Additional fuel was bought from the US Army but this was in very short supply. The Americans were billeted in the workshops and provided vital manpower, but on December 29 their commanding officer withdrew them, giving no explanation why. The directors of MO thought that the situation could not get any worse, but they were wrong.
The Second Flood
On January 10, 1919 the flood level had dropped to 3.6m but due to a rise in temperature which caused snow to melt upstream the water level rose again. On January 15, the flood reached 9.3m dropping back to 4m on January 27. This second flood was far more powerful and destructive than the first with most vehicles becoming completely submerged with some being swept away.
The vehicles at Sinzig which had escaped damage in the first flood were now inundated. Heavy frosts now caused damage to the engines and radiators and, where vehicles were free of the water, the frost had literally frozen them into the mud. The steering and brakes were also locked in place making recovery even more challenging. As the water finally receded the vehicles were removed to what was called the ‘New Park’, a storage area near the repair workshops.
Counting The Cost

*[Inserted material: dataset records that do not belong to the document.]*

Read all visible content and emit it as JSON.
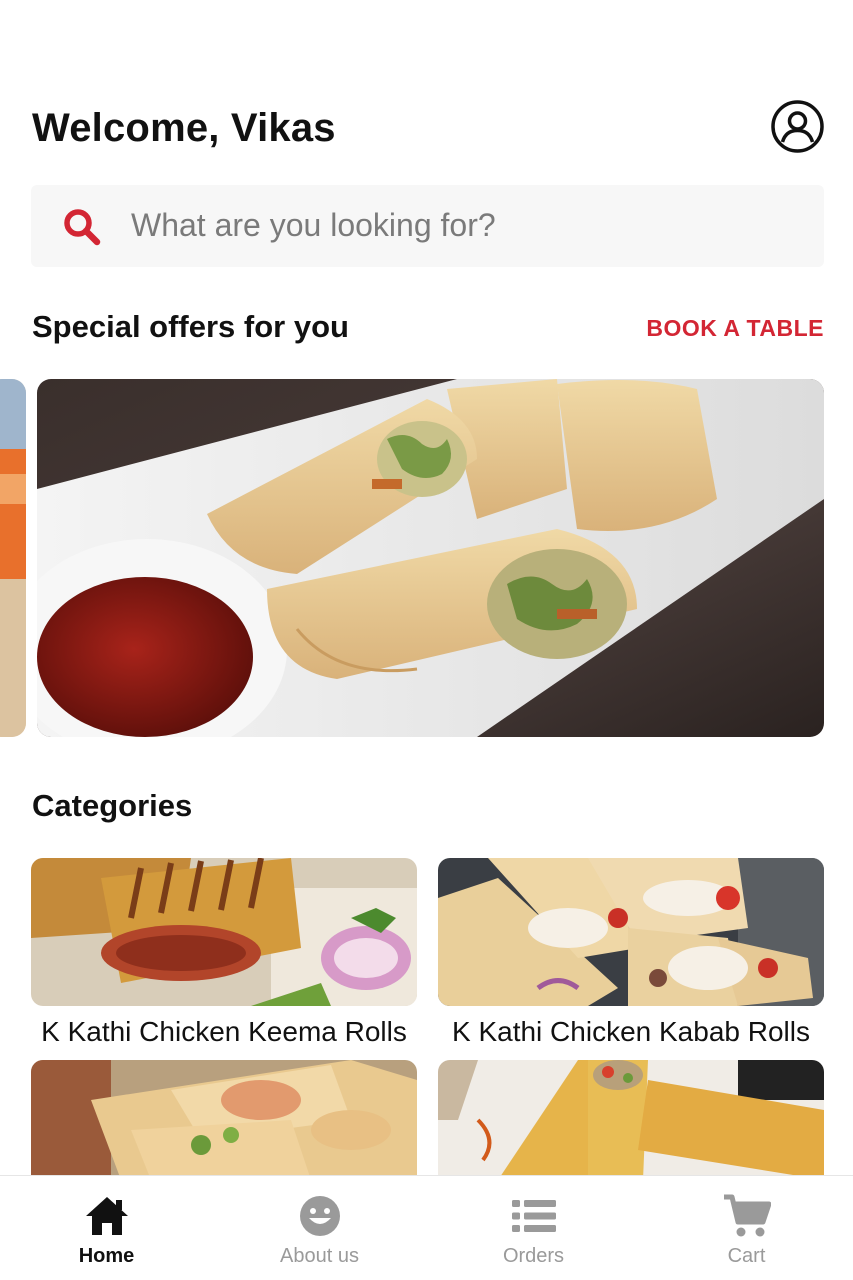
{
  "header": {
    "welcome_text": "Welcome, Vikas",
    "profile_icon": "user-circle-icon"
  },
  "search": {
    "placeholder": "What are you looking for?",
    "icon": "search-icon"
  },
  "offers": {
    "title": "Special offers for you",
    "action_label": "BOOK A TABLE"
  },
  "categories": {
    "title": "Categories",
    "items": [
      {
        "label": "K Kathi Chicken Keema Rolls"
      },
      {
        "label": "K Kathi Chicken Kabab Rolls"
      },
      {
        "label": ""
      },
      {
        "label": ""
      }
    ]
  },
  "bottom_nav": {
    "items": [
      {
        "label": "Home",
        "icon": "home-icon",
        "active": true
      },
      {
        "label": "About us",
        "icon": "smile-icon",
        "active": false
      },
      {
        "label": "Orders",
        "icon": "list-icon",
        "active": false
      },
      {
        "label": "Cart",
        "icon": "cart-icon",
        "active": false
      }
    ]
  },
  "colors": {
    "accent": "#d32634",
    "text": "#111111",
    "muted": "#9a9a9a",
    "search_bg": "#f7f7f7"
  }
}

The objective of MO in returning these vehicles to the UK to sell them on to vehicle-starved customers was shattered. Apart from those stored at Bitburg which had escaped the flooding, MO were now the owners of a devastated supply depot and almost 10,000 vehicles which required a complete rebuild.
A review of the contract and the threat of litigation showed that the US Army had been negligent and a reduction in price of 50% was agreed. One good piece of news for MO was that having spotted a photographer from the Universal News Service filming the carnage they managed to convince the US occupation forces to establish an embargo preventing the publishing of any news or photographs of the event fearing that it might affect the sale price.
This obviously worked as the only surviving information on this great flood comes from a brief US Army report, the four albums provided by MO and the handful of photographs used in this article.